“Take that chair! Take that chair!” cried Janet.
He picked it up by its heavy arms, stood back and then charged the door. There was a shuddering noise, a splintering sound of wood giving. Then it was all quiet again.
He got ready to do it again.
“Wait!” said Janet. In a quivering voice she called Sally’s name again.
There was no reply.
“Do it now!” she said, almost incoherently. “Do it now! I believe one of the panels is giving.”
He charged it once more, and then again.
“The panel’s giving,” said Janet.
He flung down the chair from his shoulders. The panel had splintered from its joining at the bottom. He could just push it forward a little, making a slight aperture.

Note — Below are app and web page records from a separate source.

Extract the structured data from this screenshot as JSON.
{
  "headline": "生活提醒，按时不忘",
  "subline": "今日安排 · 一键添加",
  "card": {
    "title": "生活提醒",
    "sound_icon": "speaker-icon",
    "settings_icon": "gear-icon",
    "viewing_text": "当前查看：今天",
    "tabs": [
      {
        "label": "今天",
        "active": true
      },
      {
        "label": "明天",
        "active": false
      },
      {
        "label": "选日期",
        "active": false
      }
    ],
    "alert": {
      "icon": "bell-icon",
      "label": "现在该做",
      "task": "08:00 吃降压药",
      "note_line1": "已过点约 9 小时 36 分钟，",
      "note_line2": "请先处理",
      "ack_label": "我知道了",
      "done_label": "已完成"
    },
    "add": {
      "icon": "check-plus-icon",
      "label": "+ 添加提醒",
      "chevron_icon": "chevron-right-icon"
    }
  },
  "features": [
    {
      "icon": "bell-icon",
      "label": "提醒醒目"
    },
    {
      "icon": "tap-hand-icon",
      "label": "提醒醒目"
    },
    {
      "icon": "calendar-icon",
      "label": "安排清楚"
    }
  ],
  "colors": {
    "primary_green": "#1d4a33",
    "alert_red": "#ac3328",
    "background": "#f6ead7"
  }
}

“Get the poker!” he said firmly.
She ran obediently and brought it to him. He prized it into the gap, levered it forward until there was room for his fingers to squeeze through; then he thrust them in and used the strength of his arm, an additional lever, to push an opening down towards the key inside.
“Mind your arm,” said Janet; “you’re tearing the skin.”
He made no reply—forced his hand still further through the gap until the splinters of wood were cutting into the flesh and the blood was dripping down in red blotches on the white paint of the door. She glanced at his face. It was grey. The pupils of his eyes were large with fear. His breath was hunting through his nostrils as he strained to reach the key.
“Now I’ve got it,” he whispered. “Prize that open with the poker as far as you can or I’ll never get my hand back.”
She leant all her fragile weight against it, aided with the strength of maddening fear. Her ears were strained for the sound in the lock. When she heard the bolt click, she gasped and pressed forward again with redoubled vigour as he slowly drew out his lacerated hand from the crevice.
Then they both stood upright. Together they both drew a deep breath as Traill turned the handle and opened the door. A physical sickness made them weak. Janet half tumbled, half ran into the room. The length of Traill’s strides brought him even with her.
Sally was there. Sally was in the room. She lay crumpled on the bed, her legs drawn up, twisted, bent; one arm thrown out covering her face, her other hand gripping a corner of the bed-clothes, stretching out from her in tautened creases. She looked as though some giant hand had knotted her fragile body with fingers of iron.
With a cry, Janet bent over the bed. At her feet, Traill picked up a little bottle, hurriedly read the label, and blindly put it in his pocket.
“Uncover her face,” he whispered; “take her arm away from her face—she’s choking herself.”
“Choking herself!” Janet gently bent the arm back. Every feature was twisted in the same grip, the lips caught in the same iron fingers and dragged in her suffering, baring the teeth—the whole expression of her face was as though she had died, emitting one last scream of unbearable agony. “Look! Choking herself? She’s dead!”